More States Adopt Career Readiness Policies, Says EdWeek Quality Counts Report
January 16, 2013
More than half of the United States has implemented all four education-workforce alignment policies measured by Education Week in their 2013 edition of the Quality Countsreport card, including:
- K-12 education system defines work readiness
- State offers standard high school diploma with career specialization
- K-12 system offers pathway leading to industry-recognized credential or license
- K-12 system offers pathway to earn credits to transfer to postsecondary education
According to the report, more states than ever are adopting these policies, including 38 states that are defining work readiness and 44 states that are offering students a high school diploma with a career specialization. Twenty-eight states have implemented all four policies.
The economy and workforce policies are part of Quality Counts’ Transitions and Alignments category, which looks at the alignment of the education pipeline when students enter and exit the K-12 system, including early childhood education and college and career readiness.

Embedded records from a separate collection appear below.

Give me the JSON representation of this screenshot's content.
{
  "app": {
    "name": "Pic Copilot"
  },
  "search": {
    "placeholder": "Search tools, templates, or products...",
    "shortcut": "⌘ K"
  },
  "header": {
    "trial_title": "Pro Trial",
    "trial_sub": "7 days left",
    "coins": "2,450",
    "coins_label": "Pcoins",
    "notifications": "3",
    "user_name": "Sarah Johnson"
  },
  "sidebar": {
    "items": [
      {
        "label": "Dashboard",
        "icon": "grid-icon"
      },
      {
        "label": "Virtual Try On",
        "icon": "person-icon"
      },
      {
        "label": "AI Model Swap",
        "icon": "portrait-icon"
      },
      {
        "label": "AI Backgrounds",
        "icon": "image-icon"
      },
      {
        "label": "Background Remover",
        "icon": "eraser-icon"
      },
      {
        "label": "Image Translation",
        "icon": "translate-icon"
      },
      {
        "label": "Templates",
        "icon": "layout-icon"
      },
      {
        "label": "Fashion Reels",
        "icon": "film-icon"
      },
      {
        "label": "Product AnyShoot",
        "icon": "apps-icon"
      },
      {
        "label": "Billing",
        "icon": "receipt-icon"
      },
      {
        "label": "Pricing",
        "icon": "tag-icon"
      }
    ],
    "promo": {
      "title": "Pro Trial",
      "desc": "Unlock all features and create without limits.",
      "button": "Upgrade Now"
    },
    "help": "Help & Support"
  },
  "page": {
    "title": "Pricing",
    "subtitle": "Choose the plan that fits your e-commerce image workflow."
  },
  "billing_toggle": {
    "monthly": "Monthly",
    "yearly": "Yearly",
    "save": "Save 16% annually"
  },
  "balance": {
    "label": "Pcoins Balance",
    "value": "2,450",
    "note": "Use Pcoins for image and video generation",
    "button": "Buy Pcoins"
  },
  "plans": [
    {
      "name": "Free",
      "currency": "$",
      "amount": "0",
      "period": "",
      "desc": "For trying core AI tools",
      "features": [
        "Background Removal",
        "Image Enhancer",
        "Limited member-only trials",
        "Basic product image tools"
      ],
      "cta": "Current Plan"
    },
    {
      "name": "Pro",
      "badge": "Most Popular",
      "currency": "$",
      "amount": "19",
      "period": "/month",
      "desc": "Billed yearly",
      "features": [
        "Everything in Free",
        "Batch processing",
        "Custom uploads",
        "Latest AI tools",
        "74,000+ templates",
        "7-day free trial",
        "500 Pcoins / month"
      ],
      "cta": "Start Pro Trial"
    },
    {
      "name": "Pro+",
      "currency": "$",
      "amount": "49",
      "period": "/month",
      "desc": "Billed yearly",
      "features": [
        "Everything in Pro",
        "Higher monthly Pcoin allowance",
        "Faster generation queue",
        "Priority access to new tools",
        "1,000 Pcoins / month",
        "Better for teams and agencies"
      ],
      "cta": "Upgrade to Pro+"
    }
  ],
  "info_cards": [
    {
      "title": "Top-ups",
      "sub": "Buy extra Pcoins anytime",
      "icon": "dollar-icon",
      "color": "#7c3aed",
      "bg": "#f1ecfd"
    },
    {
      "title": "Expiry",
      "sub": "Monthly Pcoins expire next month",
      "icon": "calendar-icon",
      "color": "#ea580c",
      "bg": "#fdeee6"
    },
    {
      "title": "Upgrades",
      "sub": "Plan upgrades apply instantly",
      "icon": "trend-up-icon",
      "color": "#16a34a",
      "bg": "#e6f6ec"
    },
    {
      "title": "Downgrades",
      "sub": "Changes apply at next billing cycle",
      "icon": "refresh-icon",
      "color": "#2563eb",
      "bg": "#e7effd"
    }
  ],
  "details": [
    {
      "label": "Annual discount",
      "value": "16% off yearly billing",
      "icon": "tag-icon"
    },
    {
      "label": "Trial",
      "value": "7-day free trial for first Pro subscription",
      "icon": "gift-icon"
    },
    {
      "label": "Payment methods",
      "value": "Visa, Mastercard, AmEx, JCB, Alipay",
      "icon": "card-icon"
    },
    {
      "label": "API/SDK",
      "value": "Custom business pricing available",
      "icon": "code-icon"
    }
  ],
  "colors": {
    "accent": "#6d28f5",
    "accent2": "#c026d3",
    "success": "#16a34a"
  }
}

For the first time ever, a state—Georgia—received a perfect score in this category, having implemented all the recommended policies.
The report also used a Chance for Success index to examine state-by-state how education aligns to life outcomes, including the percentage of adults with a two- or four-year college degree, the percentage of adults with incomes at or above the national median and the percentage of adults in the full-time, year-round labor force. Massachusetts continued to lead in this category.
Overall, the nation received a C-plus grade for all indicators, slightly better than last year’s C grade. Maryland continued its
streak as the highest-rated state across the board—see how your state measured up. In addition to the annual review of the states, Quality Counts this year also addressed school climate, safety and discipline.